  17. Von Appen, K., B. Kennedy and J. Spadaccini, 2006. Community sites & emerging sociable technologies, en J. Trant and D. Bearman (eds.). Museums and the web 2006: Proceedings.  [En línea]. Toronto: Archives & Museum Informatics. Disponible en. Available from: http://www.archimuse.com/mw2006/papers/vonappen/vonappen.htmleditor'snote [Accessed 4 de Enero, 2008].
  18. Wood, D., J. Bruner and G. Ross, 1976. The role of tutoring in problem solving. Journal of Child Psychology and Psychiatry, 17(2): 89–100.
No any video found for this article.
Federica Mancini (2015). Incorporating User Participation in Heritage Institutions: Approaching Institutional Strategies in Relation To New Social Media and Audience Needs. Journal of New Media and Mass Communication, 2(1): 1-15. DOI: 10.18488/journal.91/2015.2.1/91.1.1.15

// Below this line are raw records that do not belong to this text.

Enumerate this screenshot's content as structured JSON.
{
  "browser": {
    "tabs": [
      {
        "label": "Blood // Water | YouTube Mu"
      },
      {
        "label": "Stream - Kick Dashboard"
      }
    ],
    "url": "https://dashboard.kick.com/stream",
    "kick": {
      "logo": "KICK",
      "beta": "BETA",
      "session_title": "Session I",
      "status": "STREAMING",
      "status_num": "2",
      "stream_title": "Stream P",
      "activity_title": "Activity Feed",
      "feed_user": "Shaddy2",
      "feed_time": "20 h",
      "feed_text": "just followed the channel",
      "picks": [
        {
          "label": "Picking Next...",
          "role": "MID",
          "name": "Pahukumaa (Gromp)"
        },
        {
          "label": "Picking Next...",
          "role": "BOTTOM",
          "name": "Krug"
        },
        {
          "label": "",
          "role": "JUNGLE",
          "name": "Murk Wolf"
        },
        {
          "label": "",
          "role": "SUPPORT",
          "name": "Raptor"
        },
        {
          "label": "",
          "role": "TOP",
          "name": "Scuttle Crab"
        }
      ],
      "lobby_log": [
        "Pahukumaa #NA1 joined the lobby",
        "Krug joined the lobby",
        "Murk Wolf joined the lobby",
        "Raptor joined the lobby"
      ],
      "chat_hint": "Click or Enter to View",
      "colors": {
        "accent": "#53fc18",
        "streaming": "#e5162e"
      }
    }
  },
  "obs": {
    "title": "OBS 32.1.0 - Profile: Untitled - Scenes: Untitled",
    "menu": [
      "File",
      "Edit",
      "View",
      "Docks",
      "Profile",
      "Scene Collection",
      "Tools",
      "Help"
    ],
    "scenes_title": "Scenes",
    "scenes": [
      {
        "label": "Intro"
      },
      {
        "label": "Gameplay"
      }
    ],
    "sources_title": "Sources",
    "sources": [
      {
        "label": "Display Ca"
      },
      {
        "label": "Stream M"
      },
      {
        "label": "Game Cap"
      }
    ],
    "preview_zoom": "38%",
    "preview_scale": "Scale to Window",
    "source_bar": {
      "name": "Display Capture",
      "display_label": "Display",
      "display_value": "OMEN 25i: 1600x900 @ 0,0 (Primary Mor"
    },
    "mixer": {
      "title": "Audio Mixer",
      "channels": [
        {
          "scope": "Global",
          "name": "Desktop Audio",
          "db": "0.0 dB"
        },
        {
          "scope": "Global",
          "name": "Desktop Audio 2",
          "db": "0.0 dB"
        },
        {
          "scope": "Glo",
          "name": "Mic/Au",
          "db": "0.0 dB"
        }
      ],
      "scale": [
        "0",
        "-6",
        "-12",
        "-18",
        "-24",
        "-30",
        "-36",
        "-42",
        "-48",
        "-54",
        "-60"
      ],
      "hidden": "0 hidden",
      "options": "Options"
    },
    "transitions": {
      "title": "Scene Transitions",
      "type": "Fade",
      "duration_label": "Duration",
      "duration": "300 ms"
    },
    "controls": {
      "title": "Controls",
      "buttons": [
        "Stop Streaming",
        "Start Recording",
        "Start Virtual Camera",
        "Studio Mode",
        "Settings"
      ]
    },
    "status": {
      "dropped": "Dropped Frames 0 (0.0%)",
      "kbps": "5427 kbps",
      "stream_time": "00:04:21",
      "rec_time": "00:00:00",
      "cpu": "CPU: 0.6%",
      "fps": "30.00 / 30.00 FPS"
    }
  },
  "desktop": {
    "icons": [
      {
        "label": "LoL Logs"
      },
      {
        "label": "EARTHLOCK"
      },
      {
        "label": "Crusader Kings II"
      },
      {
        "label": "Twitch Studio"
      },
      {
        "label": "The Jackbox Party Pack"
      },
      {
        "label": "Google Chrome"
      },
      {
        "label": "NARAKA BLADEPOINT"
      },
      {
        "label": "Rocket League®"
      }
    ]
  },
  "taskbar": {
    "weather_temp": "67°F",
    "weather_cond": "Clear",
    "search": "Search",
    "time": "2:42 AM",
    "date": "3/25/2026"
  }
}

The gradual inclusion of the participation of the public in museums through social networks and other tools that enhance the user’s leadership in the management of information and in the knowledge production seems to have led to an evolution in the cultural experience of the public. However, we do not know yet whether the possibility to intervene and manipulate the content really optimize the communication between visitors widening their possibilities of action turning them into a concerned and active audience.  In this study, we have analyzed practices and motivations of on line audience, detecting some guidelines that should be considered when incorporating user participation in heritage institutions. The analysis of when a participatory environment can encourage the dissemination of the contents of the museum and engage audiences in an ongoing and repeated relationship that encompasses even the attendance realm, was performed using a qualitative methodological perspective though supported by some quantitative data related to the profiles of the recipients of cultural activities and their practices in the network. The suggestions proposed, by virtue of being the result of an evaluation process of public preferences, would highlight the real needs of on line visitors and reduce the dissociation between the way that museums seek to use their pages and effective practices of their users. Looking at these results, this research (based on the analysis of four case studies) represents an attempt to approach the strategies adopted by the institutional sphere in relation to the new social media and to the current needs of the public.
Contribution/ Originality
This study documents the digital strategies used by museums of art and design to communicate with their audiences. The paper’s primary contribution is finding those that elicit a positive response from the general public and the factors that are linked implicitly to their success.